Cameo Gallery, a dark and cozy space in Williamsburg played host last Sunday night to the record release party for Brooklyn-based electro pop/rock Syvia’s debut album FWD. In what seemed like an appropriate cry for a band celebrating a new beginning, lead singer Ruth Mirsky sang, “Who wants to be alone? No, I don’t want to be alone,” on Unloveable. Judging from the enthusiasm of the crowd, she was neither alone nor unloveable.
Syvia is a study in contrasts. Mirsky often sings from inside the music—there is an insistence in her voice, and a soft lyricism, that exist along the sounds of gritty guitars, synthesizers, and marching band drumming. On slow numbers the singer’s voice lay above and rested on the sounds.
In reconfiguring older styles of music, Syvia also plays a game with the past, and plays on our memories to create something new. As they played Sunday night I was reminded of what it is like not just to go see a concert, but to watch art in the process of being made.

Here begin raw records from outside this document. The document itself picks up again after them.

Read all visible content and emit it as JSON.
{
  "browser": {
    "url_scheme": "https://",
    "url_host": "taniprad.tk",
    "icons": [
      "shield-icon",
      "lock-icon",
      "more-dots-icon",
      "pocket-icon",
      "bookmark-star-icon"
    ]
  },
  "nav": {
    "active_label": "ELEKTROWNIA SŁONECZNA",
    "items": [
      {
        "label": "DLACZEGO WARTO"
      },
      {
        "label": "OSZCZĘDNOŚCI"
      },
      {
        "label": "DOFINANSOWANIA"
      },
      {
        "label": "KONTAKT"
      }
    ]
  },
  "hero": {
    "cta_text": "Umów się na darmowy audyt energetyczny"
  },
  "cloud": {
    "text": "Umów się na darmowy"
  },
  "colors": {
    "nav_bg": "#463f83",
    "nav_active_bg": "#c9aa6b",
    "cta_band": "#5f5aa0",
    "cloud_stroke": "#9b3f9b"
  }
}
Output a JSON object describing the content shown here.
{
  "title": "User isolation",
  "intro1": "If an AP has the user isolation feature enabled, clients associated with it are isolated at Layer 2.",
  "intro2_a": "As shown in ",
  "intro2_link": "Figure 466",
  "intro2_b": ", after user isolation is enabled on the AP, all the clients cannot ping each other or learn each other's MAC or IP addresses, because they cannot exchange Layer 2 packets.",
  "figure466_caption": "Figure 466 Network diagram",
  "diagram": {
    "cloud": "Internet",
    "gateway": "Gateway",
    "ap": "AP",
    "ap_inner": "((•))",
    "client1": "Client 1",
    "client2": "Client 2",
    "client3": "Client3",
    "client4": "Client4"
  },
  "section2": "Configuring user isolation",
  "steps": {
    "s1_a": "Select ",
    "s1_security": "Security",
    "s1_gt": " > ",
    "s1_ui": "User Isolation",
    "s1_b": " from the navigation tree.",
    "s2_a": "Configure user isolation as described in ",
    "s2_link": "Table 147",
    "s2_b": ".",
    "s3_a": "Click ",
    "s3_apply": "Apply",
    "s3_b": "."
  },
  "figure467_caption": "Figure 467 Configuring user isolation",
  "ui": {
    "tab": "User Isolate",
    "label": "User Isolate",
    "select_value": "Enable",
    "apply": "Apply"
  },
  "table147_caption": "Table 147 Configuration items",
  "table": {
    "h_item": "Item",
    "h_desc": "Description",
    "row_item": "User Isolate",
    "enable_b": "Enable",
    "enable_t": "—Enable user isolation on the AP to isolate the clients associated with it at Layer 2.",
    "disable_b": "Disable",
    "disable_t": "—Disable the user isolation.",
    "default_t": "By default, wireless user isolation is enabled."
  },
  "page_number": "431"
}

Syvia’s music can take us to a past place, even as it propels us forward. “Forward, forward, forward and on we go,” Mirsky sang Sunday night on the new album’s title track.
Brooklyn-based Cthulhu Fantasy started things off Sunday night with a primal, awakening combination of Daniel Bouley’s pounding drums and Eddie O.’s space synths.
Article by: Hanan Ohayon